## [Task details]
In the entries below, filter for the word "JSON" and copy every matching line.

Page and application data records
━━━━━━━━

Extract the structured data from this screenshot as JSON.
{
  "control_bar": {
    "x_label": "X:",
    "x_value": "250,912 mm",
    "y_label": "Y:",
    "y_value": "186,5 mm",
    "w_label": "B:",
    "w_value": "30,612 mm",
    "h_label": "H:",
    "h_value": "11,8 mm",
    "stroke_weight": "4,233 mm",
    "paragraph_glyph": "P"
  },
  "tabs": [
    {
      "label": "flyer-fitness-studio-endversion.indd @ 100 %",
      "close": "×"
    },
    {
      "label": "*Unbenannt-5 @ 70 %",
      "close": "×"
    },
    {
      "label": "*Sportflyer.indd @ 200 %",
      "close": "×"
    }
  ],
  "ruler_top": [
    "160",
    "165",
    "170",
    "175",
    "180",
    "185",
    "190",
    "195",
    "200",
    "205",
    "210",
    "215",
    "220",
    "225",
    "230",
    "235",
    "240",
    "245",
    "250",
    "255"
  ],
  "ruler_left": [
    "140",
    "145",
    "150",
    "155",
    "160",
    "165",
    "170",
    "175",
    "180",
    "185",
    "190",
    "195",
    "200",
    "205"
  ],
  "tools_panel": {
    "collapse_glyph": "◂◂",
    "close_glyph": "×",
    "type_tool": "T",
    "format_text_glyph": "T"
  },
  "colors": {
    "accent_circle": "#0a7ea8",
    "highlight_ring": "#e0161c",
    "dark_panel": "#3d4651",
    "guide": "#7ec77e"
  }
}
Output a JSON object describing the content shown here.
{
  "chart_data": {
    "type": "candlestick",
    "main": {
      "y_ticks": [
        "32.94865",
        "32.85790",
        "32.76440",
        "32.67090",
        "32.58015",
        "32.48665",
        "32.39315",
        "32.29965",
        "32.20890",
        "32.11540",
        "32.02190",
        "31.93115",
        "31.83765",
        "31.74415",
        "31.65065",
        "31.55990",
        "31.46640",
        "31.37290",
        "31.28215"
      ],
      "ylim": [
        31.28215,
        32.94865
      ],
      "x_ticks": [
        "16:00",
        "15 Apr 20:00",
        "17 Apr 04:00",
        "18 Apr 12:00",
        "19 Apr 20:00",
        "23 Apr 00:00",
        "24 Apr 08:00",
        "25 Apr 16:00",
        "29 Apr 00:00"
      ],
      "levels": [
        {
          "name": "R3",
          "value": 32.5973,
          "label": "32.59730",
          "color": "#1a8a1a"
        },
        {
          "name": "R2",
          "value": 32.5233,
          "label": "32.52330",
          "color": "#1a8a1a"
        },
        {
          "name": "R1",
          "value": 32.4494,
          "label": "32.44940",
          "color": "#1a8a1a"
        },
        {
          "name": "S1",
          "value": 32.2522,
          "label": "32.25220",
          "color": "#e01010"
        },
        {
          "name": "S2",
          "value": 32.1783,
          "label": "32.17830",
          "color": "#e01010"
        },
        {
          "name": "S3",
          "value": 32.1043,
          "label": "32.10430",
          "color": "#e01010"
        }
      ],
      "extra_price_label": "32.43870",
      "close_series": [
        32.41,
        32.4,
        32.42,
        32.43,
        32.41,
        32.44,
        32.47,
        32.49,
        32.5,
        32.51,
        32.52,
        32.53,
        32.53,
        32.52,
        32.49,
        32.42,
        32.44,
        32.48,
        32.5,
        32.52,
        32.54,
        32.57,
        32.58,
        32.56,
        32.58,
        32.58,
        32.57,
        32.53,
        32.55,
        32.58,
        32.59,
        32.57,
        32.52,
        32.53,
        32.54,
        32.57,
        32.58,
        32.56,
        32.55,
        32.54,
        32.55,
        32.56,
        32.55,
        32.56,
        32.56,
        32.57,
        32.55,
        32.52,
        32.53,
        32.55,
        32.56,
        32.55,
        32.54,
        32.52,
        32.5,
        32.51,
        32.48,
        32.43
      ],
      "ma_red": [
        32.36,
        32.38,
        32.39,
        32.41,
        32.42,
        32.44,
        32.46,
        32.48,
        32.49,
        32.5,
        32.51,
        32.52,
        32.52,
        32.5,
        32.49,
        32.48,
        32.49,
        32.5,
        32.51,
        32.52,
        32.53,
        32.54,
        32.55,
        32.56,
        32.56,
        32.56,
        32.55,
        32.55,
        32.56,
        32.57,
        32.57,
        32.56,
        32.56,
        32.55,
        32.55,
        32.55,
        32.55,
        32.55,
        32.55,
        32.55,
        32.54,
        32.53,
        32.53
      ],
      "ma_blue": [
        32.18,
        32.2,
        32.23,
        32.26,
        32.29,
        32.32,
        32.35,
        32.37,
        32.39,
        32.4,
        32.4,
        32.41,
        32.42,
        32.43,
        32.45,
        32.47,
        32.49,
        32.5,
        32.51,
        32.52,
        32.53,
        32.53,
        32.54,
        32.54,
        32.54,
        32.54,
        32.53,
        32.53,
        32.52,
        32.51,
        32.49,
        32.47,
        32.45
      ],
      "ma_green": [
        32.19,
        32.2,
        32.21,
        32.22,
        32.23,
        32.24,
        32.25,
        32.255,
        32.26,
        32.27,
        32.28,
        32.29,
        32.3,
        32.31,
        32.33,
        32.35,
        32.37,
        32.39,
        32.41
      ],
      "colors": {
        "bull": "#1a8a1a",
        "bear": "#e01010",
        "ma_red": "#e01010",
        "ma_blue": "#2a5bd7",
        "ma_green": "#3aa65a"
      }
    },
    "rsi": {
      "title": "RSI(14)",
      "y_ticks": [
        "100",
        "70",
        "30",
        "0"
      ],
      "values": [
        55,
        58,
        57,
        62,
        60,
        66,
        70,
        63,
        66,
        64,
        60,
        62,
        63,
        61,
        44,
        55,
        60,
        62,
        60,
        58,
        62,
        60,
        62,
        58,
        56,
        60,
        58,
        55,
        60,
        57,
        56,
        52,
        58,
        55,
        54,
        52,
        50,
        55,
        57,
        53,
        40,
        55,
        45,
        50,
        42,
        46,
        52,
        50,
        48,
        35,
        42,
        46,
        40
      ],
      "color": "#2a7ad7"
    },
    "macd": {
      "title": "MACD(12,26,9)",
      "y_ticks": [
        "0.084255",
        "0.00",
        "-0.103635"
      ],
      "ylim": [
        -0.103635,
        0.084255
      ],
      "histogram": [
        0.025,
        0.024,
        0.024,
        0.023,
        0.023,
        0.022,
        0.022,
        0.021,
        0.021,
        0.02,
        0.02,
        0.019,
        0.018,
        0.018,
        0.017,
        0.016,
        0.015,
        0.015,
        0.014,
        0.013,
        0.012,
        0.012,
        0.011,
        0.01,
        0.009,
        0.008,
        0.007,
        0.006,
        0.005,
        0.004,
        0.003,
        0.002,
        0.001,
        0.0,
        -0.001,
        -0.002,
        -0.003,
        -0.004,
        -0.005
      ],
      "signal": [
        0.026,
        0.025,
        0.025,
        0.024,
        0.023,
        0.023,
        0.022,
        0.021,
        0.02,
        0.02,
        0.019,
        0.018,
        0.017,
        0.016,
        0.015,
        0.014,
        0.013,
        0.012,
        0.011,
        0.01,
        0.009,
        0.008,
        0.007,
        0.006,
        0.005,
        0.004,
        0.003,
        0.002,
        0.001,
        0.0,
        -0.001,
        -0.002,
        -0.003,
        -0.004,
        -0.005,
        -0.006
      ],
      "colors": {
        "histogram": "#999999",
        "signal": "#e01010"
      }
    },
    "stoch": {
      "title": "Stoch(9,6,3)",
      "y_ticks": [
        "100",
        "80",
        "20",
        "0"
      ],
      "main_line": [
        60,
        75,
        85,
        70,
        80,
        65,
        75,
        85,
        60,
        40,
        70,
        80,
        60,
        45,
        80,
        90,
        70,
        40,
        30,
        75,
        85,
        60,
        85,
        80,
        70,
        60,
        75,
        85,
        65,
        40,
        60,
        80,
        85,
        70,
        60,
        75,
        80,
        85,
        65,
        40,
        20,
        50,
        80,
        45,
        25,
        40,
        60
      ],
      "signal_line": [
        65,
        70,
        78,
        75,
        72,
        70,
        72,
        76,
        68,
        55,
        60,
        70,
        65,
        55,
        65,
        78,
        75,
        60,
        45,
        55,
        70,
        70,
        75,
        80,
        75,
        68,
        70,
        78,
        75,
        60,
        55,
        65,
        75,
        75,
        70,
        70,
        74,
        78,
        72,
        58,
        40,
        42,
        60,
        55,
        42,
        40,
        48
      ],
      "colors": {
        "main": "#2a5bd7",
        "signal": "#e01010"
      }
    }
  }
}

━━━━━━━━

## [Exercise solution]
Extract the structured data from this screenshot as JSON.
Output a JSON object describing the content shown here.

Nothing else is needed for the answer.